PROBLEM DETAILS
Keep only the lines that hold the string "amplitude", filtering out the rest of the entries below.
************
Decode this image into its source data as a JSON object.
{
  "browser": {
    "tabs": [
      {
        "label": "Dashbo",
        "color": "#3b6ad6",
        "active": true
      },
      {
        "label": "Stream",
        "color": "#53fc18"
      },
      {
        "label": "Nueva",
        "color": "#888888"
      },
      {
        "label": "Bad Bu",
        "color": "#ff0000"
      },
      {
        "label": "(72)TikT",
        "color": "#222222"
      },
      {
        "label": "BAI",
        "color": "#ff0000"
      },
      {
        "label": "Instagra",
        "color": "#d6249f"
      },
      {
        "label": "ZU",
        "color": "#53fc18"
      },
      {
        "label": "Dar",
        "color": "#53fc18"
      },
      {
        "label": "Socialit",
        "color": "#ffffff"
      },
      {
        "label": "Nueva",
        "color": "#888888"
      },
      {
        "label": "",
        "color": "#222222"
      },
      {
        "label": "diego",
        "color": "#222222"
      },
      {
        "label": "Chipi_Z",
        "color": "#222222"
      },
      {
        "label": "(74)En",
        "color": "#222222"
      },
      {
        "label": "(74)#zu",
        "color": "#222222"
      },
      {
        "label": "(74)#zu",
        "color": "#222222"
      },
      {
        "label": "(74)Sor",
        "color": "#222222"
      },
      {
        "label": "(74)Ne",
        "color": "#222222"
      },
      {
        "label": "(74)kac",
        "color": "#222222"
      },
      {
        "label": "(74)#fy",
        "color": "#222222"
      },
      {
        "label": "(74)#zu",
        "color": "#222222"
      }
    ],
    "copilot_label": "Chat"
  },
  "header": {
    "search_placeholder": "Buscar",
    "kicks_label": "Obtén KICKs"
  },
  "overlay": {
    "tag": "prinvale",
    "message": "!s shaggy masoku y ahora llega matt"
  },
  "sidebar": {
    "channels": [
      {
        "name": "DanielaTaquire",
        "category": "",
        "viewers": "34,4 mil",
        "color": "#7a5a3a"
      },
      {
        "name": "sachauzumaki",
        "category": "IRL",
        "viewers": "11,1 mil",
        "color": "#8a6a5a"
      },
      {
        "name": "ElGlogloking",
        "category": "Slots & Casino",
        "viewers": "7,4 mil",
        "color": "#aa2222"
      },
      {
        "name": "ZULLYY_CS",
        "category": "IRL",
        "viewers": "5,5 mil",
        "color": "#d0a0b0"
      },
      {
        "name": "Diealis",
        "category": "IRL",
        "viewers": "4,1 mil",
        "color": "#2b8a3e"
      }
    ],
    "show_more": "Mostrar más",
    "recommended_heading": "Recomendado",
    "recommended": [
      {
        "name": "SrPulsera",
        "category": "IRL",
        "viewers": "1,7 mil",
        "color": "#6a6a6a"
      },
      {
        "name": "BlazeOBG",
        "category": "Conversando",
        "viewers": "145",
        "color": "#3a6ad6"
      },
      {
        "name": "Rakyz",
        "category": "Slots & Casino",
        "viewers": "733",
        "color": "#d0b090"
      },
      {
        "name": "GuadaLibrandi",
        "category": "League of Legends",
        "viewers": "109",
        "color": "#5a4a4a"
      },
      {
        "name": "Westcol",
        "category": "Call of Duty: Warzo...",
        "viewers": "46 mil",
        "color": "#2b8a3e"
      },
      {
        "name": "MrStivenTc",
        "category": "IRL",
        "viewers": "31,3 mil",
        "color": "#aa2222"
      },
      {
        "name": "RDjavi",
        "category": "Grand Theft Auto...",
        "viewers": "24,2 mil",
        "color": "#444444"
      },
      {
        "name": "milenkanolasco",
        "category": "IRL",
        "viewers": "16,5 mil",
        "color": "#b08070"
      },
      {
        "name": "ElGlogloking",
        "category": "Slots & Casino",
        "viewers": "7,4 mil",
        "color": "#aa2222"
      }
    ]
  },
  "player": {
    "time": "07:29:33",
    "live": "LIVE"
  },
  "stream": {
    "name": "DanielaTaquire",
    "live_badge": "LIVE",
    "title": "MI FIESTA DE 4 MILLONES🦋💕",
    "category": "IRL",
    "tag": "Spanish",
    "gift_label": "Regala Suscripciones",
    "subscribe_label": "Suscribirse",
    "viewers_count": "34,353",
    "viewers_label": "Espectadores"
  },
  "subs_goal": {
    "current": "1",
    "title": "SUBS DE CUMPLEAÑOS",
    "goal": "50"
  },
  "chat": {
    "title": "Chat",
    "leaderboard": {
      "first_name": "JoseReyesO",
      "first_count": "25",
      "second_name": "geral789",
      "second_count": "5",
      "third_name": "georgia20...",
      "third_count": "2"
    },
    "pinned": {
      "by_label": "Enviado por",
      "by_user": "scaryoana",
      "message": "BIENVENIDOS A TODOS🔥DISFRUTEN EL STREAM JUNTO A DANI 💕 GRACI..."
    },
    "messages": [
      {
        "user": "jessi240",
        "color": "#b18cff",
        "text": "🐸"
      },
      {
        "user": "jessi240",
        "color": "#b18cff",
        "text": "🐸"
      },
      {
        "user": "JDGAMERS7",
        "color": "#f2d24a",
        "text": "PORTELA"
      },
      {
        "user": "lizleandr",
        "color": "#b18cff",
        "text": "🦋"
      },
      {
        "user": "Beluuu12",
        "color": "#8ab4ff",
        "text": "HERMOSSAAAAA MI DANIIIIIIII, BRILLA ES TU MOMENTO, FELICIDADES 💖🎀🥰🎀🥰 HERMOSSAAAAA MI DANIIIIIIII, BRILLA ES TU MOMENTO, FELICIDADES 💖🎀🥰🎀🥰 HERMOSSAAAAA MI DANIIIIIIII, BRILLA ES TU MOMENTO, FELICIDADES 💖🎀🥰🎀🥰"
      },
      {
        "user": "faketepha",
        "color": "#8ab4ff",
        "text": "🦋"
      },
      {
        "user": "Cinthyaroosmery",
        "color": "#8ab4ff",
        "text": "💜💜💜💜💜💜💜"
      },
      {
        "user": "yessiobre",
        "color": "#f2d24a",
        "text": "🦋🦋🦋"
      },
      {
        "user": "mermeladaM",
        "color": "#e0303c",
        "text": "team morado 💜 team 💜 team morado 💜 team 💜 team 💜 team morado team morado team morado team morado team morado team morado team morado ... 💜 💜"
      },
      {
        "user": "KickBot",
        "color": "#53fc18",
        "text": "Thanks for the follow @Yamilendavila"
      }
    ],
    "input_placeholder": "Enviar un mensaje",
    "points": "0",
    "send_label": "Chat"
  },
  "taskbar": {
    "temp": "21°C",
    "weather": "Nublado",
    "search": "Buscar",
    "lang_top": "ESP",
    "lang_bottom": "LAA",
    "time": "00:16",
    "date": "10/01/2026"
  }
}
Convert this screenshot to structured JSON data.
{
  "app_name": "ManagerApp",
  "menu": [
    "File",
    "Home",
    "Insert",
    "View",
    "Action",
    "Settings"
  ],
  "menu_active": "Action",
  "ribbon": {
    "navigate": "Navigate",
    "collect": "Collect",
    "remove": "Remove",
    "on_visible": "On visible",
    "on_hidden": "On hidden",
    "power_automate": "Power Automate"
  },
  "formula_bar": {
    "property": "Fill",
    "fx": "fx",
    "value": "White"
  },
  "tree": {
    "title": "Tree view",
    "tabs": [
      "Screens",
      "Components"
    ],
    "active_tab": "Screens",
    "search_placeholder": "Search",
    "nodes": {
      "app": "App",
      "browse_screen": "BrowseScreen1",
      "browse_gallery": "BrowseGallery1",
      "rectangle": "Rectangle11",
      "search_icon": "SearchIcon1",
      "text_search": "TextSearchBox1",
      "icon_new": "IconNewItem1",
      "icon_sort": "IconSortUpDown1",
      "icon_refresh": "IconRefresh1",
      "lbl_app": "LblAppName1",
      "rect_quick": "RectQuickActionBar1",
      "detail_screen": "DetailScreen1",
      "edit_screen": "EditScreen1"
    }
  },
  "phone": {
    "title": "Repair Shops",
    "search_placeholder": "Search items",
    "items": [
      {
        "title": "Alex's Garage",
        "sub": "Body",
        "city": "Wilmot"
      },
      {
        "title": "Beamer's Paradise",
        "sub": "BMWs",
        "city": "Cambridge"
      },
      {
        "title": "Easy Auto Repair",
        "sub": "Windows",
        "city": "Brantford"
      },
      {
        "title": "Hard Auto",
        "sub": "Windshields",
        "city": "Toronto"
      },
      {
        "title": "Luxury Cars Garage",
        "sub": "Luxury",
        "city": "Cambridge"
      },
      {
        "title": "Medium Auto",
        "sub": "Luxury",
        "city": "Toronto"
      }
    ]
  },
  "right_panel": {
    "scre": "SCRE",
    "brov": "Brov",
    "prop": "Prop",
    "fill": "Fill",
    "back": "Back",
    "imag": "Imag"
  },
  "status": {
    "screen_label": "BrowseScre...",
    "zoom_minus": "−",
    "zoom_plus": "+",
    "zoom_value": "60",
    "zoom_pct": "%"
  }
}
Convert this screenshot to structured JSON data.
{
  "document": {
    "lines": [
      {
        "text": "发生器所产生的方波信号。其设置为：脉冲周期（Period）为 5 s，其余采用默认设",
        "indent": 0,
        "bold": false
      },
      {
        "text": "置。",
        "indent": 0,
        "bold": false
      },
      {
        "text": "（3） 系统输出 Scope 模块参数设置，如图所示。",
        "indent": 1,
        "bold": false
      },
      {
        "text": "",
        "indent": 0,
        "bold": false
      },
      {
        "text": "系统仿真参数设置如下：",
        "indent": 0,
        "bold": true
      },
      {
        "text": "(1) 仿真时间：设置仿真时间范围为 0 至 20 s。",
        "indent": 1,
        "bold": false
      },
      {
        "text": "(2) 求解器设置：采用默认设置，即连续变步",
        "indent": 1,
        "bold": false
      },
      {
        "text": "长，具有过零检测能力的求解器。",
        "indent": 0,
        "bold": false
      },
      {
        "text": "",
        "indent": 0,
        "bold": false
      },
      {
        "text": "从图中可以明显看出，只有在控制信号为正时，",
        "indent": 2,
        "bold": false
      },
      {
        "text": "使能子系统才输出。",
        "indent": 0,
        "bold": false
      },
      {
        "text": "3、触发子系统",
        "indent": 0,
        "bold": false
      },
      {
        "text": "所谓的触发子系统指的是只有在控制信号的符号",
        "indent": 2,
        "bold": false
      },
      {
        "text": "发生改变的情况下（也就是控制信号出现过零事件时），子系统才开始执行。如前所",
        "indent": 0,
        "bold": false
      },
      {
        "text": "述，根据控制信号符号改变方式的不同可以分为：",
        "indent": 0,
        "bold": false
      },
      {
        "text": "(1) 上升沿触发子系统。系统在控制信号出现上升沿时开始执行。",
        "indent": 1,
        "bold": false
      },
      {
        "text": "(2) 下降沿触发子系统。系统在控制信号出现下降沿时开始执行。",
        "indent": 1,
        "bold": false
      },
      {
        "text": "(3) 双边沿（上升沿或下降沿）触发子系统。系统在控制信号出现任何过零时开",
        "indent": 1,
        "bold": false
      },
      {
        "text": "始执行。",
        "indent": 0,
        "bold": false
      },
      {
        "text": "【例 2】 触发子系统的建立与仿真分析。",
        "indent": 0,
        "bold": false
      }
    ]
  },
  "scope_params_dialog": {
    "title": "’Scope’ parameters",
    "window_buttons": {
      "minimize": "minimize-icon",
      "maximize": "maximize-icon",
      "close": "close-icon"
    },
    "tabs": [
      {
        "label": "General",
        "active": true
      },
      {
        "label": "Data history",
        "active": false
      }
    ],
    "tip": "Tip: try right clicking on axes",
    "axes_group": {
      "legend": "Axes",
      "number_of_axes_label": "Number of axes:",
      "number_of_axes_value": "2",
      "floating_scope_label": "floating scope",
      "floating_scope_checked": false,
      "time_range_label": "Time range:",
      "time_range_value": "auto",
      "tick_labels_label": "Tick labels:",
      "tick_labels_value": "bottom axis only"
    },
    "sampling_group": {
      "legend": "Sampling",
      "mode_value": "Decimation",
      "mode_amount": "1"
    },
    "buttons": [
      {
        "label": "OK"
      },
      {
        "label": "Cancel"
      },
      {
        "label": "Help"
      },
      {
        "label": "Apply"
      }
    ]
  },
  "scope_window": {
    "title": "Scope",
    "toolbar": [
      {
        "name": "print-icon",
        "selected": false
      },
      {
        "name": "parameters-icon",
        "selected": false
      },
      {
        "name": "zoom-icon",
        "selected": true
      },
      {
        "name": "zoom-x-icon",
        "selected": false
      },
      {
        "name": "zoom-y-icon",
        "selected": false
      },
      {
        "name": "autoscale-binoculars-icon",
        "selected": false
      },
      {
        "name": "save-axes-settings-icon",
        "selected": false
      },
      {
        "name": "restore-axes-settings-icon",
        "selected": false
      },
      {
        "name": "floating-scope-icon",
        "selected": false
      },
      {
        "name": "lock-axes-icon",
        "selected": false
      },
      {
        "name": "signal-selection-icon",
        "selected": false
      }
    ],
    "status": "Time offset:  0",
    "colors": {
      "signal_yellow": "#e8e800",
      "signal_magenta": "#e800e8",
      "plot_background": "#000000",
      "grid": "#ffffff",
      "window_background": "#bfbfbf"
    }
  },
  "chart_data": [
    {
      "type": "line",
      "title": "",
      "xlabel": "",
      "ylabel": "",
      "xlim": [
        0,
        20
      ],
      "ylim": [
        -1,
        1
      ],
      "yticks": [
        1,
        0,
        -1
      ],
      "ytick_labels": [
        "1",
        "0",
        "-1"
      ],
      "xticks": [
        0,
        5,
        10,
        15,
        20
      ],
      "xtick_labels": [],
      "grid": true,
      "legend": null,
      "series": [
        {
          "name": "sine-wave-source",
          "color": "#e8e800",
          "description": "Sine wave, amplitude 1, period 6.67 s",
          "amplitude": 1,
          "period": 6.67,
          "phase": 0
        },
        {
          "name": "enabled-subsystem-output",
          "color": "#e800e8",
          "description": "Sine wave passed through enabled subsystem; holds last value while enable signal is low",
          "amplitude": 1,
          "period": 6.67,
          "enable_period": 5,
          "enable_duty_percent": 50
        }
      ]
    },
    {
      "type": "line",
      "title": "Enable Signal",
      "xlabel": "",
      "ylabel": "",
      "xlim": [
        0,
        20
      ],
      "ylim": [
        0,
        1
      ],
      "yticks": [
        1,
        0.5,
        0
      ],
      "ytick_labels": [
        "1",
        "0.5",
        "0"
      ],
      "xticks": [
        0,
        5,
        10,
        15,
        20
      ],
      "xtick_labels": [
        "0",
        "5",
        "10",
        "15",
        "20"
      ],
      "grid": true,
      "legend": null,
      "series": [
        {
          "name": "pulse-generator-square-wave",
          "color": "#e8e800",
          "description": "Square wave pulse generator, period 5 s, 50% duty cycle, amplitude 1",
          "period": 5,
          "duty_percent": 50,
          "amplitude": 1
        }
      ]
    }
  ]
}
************
OUTPUT
          "description": "Sine wave, amplitude 1, period 6.67 s",
          "amplitude": 1,
          "amplitude": 1,
          "description": "Square wave pulse generator, period 5 s, 50% duty cycle, amplitude 1",
          "amplitude": 1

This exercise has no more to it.